Today, the holiday is often celebrated with parties featuring Mexican-themed drinks and food.
So, is Cinco de Mayo the Day of the Dead?
The Day of the Dead (Dia de los Muertos) is a multi-day festival held at the end of October and the first few days of November. Dia de los Muertos begins on October 31 for 2018 and ends on November 2.
So no, Cinco de Mayo is not the same as Day of the Dead.
What is the Day of the Dead?
The Day of the Dead tradition dates back 3,000 years to the time of the Aztecs, though it’s now celebrated in the United States, Canada and other countries around the world with a Mexican immigrant population.

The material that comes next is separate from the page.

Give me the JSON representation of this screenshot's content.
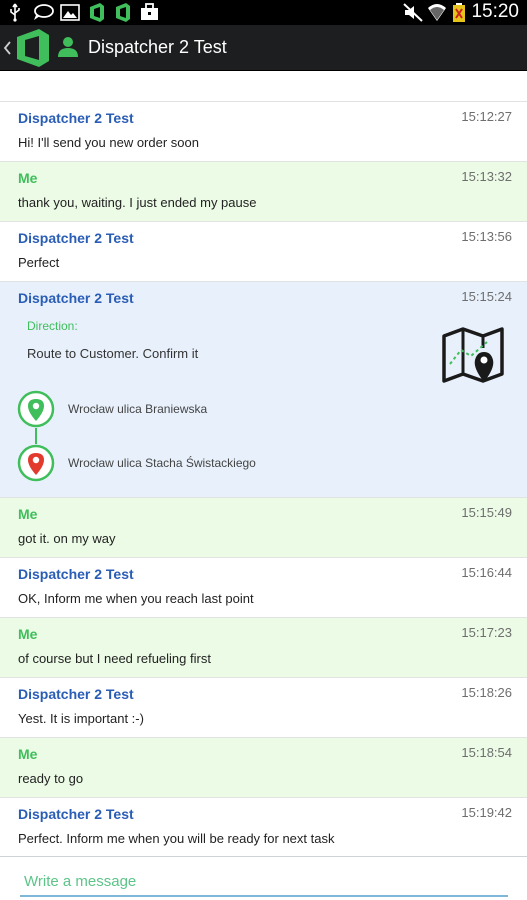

The multi-day event brings families and friends together to remember loved ones who have died. The celebration often involves making the deceased’s favorite foods and leaving them on graves. Many also make private altars — known as ofrendas — to honor the dead, along with displaying calacas and calaveras (skeletons and skulls).
"The tradition [in Mexico] is you invite people to your house for pan de muerto and then you go to the cemetery," Martha Rodríguez-Salazar told NBC News. "You eat food there, drink tequila or mezcal, and that’s the celebration. You want to leave your door open because a stranger can bring a spirit of your loved one. You never know."
"It’s a very personal thing," Juan Castaño, co-founder of Calpulli Mexican Dance Company, added to NBC News.
"Dia de Muertos is very powerful, because you feel peace and a beautiful experience remembering someone and celebrating what they did and who they were."